* _Records to use_
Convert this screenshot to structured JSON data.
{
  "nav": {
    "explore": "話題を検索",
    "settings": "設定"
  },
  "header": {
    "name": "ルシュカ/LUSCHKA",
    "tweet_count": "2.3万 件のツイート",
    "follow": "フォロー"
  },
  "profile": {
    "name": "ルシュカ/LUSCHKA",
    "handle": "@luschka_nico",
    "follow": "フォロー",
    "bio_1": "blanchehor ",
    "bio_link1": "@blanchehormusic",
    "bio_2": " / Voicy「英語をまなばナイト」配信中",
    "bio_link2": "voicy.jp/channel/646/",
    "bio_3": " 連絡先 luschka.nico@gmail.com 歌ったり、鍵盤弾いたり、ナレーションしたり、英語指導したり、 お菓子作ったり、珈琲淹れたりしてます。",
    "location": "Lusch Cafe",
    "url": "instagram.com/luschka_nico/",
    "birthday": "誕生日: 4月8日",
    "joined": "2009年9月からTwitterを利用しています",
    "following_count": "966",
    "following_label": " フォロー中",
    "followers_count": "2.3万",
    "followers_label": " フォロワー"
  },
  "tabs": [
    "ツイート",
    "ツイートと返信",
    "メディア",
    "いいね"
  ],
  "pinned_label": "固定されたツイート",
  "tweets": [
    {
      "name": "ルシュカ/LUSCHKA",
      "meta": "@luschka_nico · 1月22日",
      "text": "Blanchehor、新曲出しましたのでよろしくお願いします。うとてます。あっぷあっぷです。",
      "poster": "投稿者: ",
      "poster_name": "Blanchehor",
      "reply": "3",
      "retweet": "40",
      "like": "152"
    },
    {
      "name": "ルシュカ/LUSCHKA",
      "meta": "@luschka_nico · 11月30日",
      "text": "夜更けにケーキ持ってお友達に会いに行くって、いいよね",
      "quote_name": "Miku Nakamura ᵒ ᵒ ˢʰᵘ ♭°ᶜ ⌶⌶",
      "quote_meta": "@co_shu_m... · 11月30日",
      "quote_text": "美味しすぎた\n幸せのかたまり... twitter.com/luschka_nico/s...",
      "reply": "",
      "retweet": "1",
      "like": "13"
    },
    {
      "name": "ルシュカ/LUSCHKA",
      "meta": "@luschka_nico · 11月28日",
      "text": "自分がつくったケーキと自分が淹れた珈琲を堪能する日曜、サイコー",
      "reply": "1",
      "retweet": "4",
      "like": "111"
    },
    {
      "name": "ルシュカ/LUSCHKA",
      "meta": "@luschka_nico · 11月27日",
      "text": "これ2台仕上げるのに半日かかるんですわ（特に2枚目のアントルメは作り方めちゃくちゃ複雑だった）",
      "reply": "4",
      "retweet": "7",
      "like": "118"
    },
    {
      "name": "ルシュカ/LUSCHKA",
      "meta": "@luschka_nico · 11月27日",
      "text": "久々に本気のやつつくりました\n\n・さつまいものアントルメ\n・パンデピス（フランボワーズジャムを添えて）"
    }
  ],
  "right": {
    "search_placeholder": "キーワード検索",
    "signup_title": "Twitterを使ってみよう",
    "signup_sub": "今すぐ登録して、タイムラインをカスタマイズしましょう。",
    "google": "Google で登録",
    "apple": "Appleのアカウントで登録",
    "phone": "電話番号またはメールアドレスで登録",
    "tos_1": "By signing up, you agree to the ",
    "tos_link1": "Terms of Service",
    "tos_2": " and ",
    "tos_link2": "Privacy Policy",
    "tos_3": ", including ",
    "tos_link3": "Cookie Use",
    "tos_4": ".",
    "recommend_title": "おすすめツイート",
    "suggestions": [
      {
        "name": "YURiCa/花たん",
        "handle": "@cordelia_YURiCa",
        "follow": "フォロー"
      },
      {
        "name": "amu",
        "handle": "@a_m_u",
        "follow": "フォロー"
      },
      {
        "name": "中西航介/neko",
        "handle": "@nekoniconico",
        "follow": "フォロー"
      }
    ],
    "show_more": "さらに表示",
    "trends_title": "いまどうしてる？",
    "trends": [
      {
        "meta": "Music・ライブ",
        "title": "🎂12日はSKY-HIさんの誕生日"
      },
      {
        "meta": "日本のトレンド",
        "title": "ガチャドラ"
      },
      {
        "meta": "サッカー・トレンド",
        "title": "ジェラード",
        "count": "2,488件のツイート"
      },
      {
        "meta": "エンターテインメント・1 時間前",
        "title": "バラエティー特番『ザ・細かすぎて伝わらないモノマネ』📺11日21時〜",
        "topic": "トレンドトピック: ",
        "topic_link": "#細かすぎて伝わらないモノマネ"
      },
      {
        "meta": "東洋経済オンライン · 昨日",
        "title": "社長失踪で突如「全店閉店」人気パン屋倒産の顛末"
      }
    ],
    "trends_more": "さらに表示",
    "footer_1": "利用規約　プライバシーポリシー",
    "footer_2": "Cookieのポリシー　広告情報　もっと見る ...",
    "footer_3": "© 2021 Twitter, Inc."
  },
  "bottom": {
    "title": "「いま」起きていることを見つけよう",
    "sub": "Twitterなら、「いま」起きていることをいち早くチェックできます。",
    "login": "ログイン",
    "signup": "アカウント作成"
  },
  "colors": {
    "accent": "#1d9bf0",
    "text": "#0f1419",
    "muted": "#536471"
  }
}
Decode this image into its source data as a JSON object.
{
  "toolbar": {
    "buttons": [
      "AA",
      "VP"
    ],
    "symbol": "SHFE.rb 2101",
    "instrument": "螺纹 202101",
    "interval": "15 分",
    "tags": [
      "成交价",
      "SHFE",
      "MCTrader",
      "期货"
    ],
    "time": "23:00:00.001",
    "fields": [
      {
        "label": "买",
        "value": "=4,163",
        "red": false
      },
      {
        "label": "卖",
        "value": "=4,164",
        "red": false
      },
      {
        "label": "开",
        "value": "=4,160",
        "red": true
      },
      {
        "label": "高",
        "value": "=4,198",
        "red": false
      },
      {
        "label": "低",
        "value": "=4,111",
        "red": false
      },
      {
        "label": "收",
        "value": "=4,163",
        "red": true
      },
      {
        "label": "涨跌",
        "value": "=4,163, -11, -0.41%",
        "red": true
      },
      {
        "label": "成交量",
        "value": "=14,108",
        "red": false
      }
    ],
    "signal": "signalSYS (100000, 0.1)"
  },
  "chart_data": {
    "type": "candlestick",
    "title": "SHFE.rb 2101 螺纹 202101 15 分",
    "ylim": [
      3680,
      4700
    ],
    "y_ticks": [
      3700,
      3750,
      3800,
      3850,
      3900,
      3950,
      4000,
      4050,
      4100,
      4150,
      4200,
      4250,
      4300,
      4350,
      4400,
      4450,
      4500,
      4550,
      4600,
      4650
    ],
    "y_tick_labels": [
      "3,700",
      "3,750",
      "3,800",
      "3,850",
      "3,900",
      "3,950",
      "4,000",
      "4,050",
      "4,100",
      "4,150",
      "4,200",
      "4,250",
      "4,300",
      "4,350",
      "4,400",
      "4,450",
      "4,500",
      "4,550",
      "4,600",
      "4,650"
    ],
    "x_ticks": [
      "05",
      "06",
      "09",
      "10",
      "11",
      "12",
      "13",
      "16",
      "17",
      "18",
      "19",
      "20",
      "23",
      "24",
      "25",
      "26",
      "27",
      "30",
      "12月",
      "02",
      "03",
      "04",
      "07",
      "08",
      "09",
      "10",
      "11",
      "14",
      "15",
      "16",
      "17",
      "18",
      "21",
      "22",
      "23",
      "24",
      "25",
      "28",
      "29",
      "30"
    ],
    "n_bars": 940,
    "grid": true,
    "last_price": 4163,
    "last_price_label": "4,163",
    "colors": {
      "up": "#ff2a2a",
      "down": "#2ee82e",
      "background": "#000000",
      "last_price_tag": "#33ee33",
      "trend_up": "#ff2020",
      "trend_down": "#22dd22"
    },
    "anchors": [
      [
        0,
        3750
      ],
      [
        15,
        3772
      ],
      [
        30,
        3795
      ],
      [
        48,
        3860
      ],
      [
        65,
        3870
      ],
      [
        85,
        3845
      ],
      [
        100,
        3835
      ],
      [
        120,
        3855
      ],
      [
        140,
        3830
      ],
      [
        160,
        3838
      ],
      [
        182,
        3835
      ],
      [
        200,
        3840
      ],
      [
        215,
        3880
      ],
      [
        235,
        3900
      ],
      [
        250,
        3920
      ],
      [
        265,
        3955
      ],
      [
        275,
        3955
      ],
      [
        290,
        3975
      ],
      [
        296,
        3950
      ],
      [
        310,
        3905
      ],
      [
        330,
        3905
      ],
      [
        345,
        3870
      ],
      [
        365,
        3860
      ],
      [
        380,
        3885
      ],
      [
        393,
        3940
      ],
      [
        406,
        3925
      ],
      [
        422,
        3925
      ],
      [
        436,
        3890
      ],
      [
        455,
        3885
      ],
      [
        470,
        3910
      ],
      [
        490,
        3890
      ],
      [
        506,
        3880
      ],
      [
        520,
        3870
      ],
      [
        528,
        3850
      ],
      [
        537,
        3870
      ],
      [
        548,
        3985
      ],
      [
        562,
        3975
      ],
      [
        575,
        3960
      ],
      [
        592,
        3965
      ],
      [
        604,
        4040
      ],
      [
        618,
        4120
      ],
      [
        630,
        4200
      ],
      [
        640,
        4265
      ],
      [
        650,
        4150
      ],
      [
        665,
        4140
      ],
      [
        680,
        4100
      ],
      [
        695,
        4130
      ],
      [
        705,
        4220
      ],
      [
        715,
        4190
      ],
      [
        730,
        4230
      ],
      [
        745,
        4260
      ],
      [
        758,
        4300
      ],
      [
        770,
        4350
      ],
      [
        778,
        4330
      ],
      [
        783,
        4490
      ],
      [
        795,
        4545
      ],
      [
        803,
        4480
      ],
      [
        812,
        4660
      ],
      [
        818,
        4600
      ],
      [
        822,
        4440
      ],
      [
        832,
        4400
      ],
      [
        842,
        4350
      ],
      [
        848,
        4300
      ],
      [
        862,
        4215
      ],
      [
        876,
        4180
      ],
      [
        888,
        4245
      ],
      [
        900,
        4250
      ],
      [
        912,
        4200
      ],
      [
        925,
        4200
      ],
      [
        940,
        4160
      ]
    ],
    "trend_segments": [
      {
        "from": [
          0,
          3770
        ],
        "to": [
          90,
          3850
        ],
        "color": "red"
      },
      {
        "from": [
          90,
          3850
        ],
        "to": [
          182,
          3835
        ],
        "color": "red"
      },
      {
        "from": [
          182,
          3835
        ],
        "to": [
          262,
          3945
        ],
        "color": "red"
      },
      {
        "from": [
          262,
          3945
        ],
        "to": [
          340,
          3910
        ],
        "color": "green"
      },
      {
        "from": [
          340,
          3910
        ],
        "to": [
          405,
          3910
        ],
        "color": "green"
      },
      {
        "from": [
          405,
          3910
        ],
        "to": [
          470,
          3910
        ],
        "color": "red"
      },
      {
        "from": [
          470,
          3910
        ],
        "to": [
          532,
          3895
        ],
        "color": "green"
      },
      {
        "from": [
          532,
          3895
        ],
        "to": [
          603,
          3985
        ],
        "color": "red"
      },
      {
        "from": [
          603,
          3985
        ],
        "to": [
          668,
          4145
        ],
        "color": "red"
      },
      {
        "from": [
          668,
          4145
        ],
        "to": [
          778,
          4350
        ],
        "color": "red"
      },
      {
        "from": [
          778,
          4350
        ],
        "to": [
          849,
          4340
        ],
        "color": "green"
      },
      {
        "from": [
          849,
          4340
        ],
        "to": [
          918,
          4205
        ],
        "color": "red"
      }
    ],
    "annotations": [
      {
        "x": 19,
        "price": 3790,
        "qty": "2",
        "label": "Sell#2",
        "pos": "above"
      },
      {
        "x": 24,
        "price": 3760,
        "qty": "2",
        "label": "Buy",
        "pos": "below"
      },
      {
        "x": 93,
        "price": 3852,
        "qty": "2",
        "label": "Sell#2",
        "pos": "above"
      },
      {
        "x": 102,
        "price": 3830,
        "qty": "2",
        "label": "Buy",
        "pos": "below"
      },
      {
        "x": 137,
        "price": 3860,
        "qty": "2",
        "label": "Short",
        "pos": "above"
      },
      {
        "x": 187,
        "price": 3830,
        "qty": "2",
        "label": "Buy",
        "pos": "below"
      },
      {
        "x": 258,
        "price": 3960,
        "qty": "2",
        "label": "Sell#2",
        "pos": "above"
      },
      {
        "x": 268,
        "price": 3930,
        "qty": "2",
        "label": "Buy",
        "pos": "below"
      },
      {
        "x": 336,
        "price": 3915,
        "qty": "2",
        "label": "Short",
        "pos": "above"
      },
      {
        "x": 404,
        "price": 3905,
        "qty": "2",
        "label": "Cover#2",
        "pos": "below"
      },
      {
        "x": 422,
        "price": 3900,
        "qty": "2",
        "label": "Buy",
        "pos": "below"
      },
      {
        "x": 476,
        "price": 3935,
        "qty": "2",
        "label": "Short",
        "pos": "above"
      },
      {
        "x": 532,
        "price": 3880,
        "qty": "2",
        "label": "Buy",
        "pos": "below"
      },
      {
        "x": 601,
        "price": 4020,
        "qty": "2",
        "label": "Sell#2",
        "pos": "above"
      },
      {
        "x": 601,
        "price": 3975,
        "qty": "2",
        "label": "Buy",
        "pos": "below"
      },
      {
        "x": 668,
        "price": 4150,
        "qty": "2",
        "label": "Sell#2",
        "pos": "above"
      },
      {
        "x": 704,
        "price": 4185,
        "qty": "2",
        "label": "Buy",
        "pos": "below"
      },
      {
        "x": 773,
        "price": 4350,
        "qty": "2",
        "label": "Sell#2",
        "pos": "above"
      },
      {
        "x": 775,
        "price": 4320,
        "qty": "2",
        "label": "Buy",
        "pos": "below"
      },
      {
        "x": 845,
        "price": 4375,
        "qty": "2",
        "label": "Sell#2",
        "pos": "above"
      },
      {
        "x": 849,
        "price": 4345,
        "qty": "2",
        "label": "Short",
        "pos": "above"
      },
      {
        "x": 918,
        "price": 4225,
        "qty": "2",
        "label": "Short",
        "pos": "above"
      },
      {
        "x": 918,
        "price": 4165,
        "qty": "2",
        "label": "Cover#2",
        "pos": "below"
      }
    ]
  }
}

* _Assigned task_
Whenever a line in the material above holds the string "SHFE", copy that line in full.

* _Answer box_
    "symbol": "SHFE.rb 2101",
      "SHFE",
    "title": "SHFE.rb 2101 螺纹 202101 15 分",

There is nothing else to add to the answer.